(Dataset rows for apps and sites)
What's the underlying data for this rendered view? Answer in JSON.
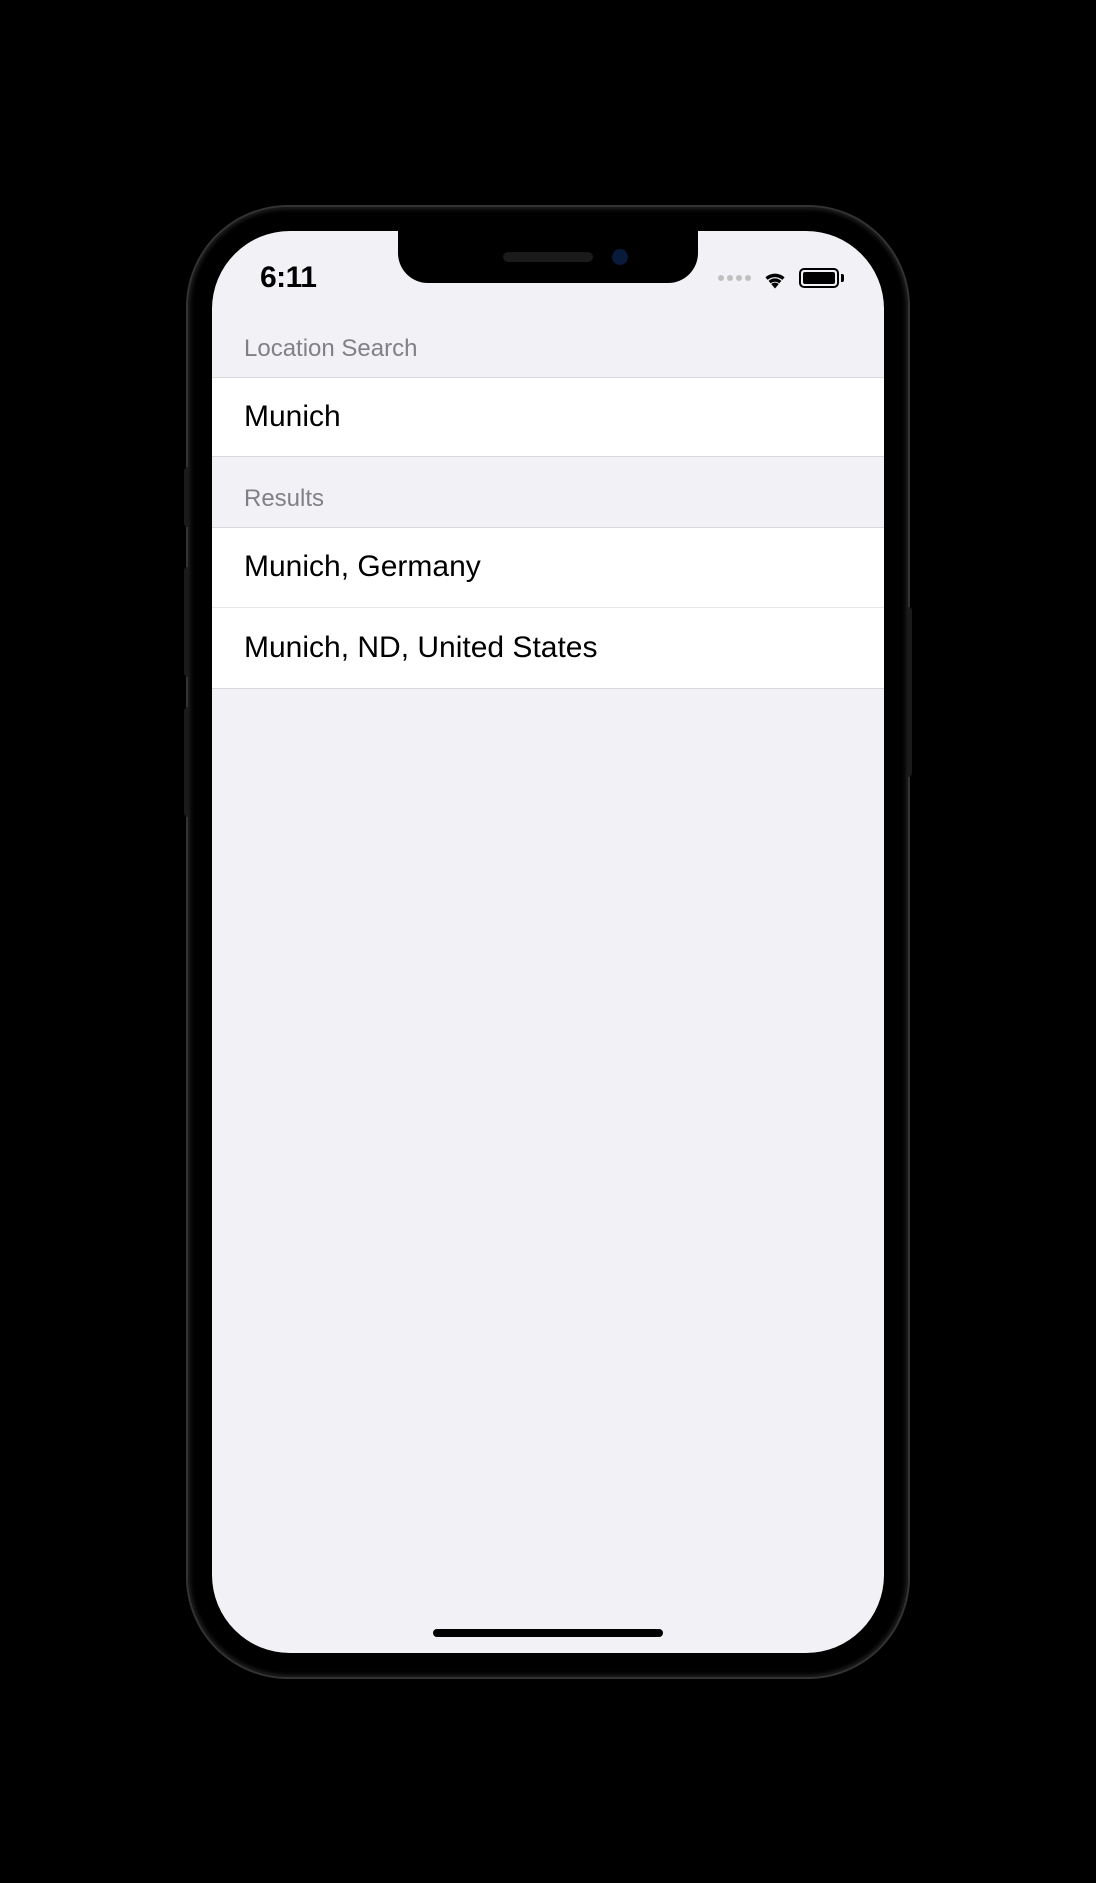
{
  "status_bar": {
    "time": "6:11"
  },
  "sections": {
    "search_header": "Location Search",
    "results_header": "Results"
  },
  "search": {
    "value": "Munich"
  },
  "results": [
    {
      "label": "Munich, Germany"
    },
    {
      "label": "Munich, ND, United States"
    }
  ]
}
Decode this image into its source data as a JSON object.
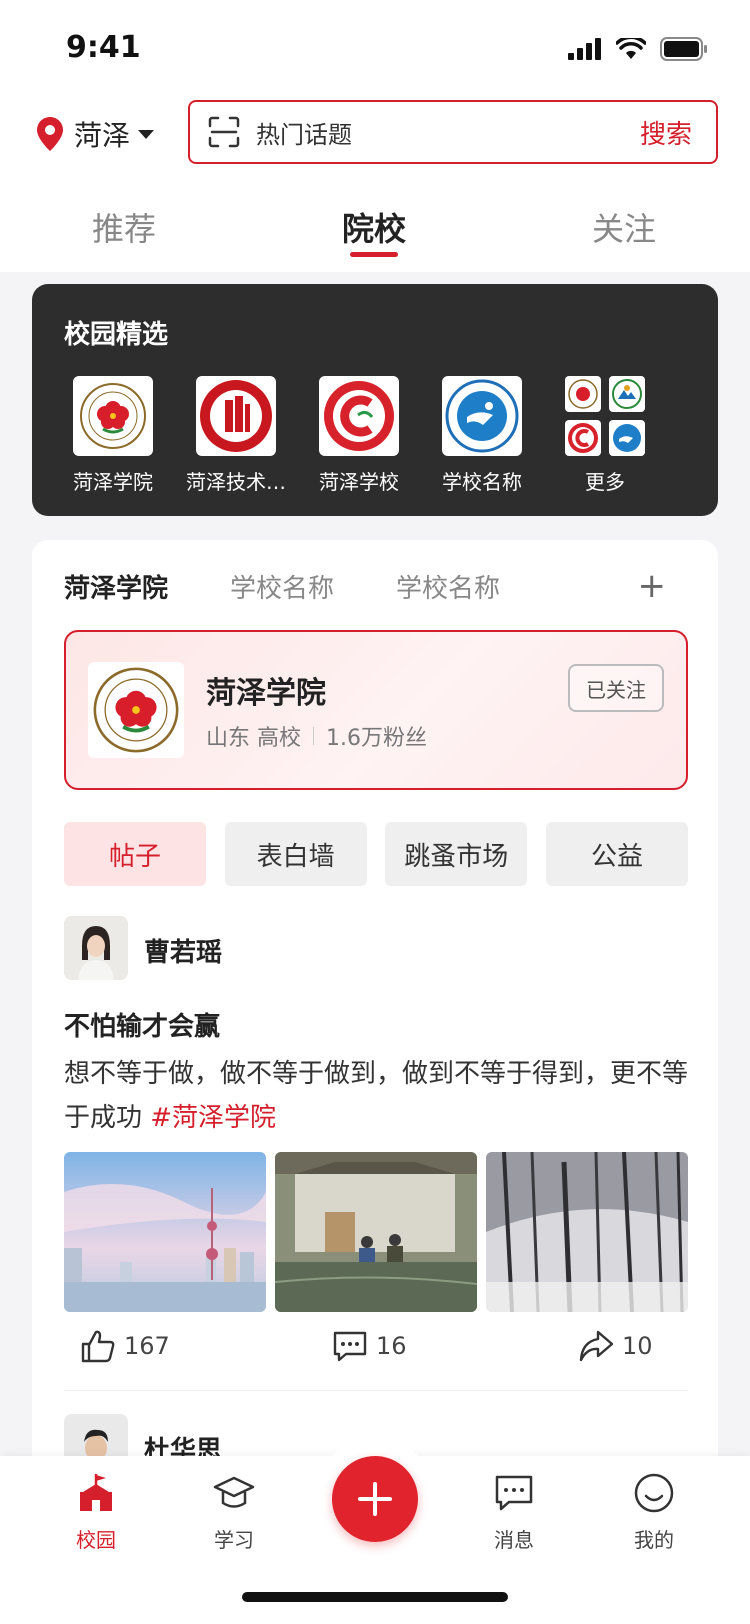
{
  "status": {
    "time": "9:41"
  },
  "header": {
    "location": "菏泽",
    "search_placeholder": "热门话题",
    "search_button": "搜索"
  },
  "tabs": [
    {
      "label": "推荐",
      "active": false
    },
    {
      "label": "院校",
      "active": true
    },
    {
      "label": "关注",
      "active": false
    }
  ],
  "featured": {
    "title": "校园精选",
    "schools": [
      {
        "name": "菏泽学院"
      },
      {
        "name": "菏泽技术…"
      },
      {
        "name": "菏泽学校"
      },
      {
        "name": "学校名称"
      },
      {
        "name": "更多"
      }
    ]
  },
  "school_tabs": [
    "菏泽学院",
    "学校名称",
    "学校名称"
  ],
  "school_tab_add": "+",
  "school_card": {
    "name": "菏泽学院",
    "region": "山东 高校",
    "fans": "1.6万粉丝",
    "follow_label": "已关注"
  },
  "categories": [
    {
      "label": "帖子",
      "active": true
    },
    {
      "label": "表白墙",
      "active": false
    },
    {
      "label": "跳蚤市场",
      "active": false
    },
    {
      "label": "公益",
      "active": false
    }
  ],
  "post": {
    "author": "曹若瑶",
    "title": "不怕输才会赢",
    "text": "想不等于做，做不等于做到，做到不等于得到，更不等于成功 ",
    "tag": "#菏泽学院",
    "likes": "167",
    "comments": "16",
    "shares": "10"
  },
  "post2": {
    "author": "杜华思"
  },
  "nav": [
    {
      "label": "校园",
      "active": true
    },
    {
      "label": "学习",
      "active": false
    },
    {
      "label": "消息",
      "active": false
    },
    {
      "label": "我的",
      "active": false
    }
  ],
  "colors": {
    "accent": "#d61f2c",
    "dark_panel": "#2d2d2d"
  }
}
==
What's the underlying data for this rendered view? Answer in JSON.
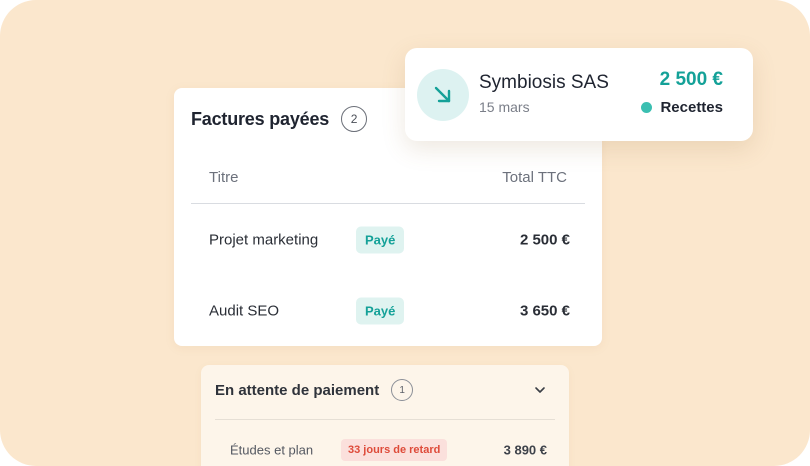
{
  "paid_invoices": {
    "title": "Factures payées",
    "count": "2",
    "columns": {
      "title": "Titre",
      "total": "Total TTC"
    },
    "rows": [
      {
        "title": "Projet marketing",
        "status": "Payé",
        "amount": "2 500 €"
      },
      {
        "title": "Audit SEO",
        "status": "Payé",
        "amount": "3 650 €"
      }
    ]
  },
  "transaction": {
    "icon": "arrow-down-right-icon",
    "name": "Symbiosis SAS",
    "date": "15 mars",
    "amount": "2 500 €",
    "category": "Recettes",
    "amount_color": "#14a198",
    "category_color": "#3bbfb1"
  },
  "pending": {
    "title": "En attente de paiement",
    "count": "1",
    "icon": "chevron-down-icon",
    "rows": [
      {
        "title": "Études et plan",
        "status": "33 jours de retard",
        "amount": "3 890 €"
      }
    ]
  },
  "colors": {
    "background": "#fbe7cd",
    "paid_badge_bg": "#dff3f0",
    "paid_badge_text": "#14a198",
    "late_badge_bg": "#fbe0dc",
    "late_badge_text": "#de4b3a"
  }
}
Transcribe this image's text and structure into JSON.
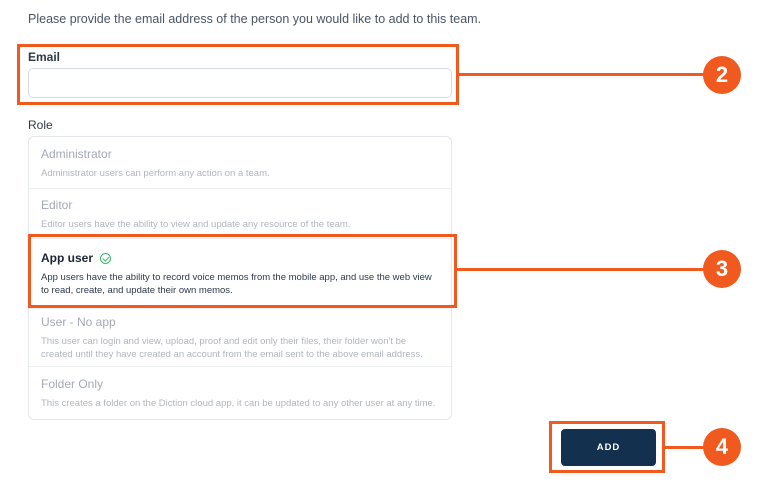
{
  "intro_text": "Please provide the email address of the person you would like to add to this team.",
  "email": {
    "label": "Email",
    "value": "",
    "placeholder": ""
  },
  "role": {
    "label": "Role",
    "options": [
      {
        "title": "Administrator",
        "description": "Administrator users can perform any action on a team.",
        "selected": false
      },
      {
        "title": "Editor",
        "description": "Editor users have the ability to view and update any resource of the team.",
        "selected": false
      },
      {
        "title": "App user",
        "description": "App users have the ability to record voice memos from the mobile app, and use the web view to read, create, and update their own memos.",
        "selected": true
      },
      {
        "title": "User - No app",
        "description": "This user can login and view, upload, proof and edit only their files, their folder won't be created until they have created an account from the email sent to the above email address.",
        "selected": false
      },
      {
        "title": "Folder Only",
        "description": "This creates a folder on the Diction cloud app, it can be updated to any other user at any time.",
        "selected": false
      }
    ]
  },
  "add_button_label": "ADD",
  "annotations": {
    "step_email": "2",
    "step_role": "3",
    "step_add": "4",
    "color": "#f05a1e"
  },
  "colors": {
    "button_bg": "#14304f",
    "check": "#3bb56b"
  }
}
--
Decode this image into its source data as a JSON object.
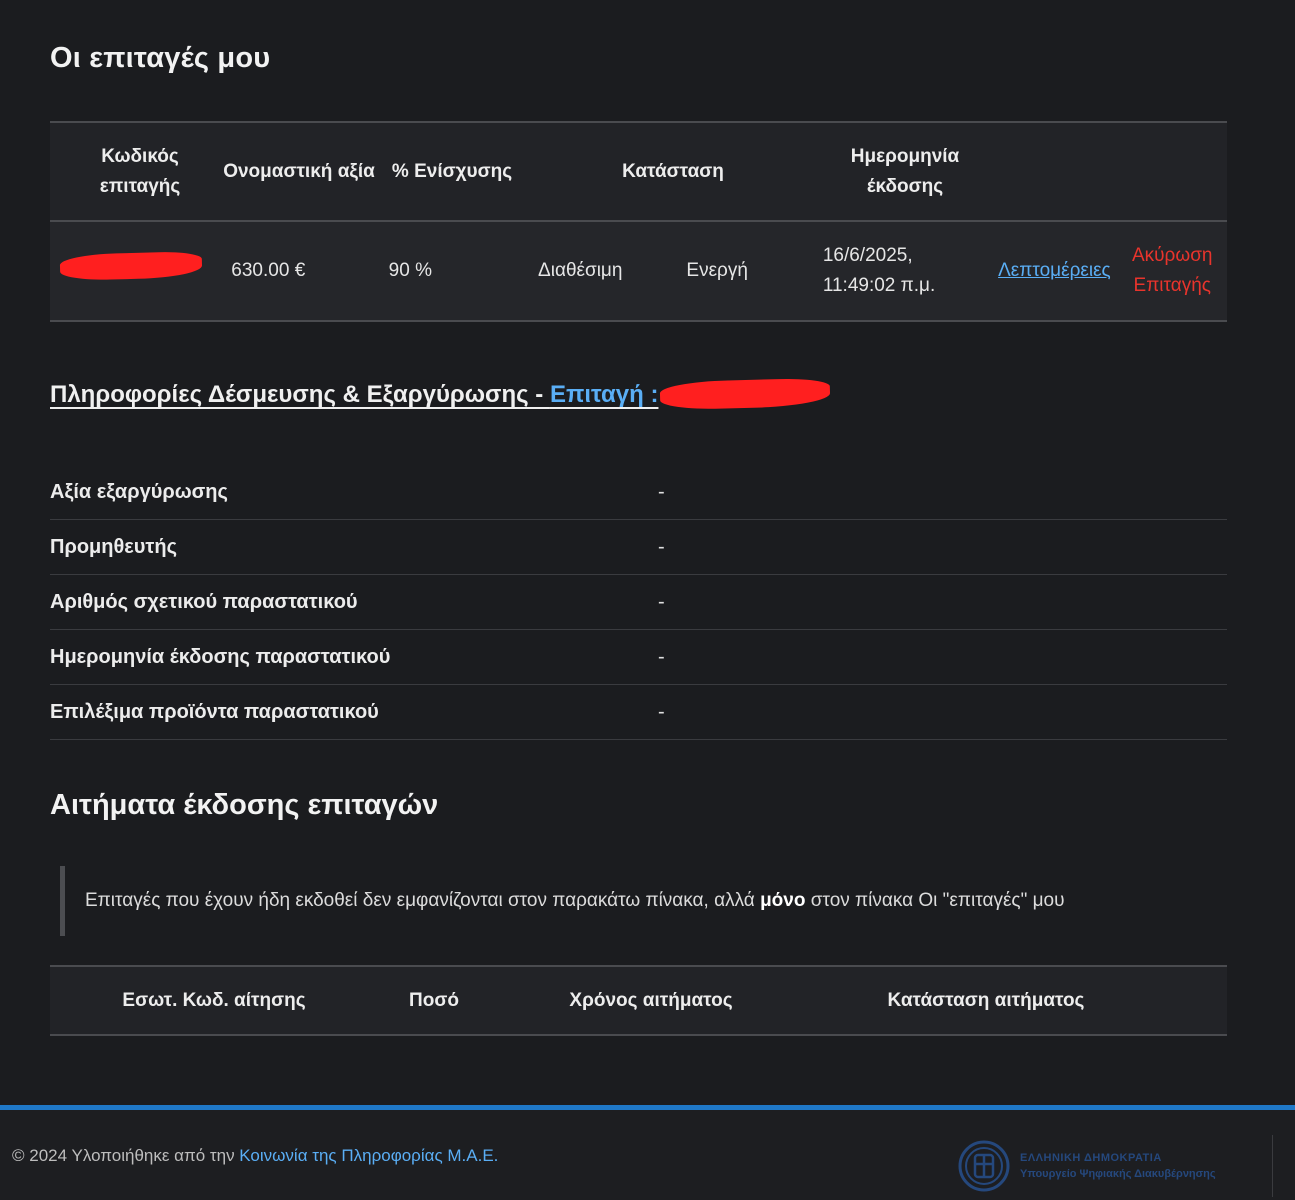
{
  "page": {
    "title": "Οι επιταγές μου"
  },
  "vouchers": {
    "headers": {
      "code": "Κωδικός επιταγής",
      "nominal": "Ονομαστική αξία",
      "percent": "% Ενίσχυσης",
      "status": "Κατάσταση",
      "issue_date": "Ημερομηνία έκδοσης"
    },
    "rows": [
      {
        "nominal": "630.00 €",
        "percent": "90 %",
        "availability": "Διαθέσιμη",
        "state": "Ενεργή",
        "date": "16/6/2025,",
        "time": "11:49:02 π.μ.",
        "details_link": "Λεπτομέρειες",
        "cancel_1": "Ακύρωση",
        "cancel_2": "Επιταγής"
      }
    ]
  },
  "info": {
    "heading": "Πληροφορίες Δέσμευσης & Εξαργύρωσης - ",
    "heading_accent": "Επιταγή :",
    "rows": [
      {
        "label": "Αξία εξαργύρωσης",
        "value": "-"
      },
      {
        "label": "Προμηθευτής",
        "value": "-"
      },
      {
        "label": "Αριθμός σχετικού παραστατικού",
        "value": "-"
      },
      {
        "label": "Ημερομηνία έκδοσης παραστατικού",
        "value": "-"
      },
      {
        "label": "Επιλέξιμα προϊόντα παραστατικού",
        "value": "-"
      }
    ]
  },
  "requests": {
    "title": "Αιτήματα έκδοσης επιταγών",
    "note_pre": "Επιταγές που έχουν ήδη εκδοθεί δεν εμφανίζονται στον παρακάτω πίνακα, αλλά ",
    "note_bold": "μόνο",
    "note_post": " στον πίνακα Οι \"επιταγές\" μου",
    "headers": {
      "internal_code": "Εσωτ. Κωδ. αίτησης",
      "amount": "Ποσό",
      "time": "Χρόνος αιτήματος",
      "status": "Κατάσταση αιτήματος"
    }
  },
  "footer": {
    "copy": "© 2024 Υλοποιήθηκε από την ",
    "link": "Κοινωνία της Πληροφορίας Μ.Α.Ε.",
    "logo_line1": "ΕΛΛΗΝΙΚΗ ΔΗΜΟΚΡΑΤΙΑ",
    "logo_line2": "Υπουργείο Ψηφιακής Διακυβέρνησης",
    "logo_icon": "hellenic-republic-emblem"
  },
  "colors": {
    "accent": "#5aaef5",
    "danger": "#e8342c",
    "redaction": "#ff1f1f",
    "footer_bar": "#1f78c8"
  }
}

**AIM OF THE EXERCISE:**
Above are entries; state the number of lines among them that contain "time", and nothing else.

**RESPONSE TO THE EXERCISE:**
5